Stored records
************
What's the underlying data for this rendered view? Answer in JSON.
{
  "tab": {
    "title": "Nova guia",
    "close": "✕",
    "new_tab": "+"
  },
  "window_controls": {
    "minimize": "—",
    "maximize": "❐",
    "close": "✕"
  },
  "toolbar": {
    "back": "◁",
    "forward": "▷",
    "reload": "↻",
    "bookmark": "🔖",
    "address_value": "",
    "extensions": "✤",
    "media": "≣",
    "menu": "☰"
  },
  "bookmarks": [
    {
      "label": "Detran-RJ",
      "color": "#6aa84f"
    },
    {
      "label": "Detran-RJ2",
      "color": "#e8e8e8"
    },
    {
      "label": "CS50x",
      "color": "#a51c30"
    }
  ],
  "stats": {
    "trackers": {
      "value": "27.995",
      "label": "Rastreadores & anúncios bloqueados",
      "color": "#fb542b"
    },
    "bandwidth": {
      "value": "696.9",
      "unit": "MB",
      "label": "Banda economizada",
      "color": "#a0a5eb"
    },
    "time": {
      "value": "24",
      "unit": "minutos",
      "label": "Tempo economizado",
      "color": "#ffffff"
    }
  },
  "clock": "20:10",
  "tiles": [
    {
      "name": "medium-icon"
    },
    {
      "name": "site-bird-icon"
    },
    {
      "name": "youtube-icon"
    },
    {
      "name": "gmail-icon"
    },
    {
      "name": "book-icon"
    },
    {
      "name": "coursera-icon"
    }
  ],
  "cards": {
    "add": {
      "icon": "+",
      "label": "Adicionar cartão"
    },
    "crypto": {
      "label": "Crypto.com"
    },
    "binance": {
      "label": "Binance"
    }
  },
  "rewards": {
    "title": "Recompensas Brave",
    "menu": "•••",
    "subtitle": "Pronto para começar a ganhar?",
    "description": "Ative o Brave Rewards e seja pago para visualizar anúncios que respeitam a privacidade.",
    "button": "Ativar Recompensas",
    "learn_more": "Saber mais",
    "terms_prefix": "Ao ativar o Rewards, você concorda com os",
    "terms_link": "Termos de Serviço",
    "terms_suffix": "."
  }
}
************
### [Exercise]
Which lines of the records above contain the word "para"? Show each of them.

### [Exercise solution]
    "subtitle": "Pronto para começar a ganhar?",
    "description": "Ative o Brave Rewards e seja pago para visualizar anúncios que respeitam a privacidade.",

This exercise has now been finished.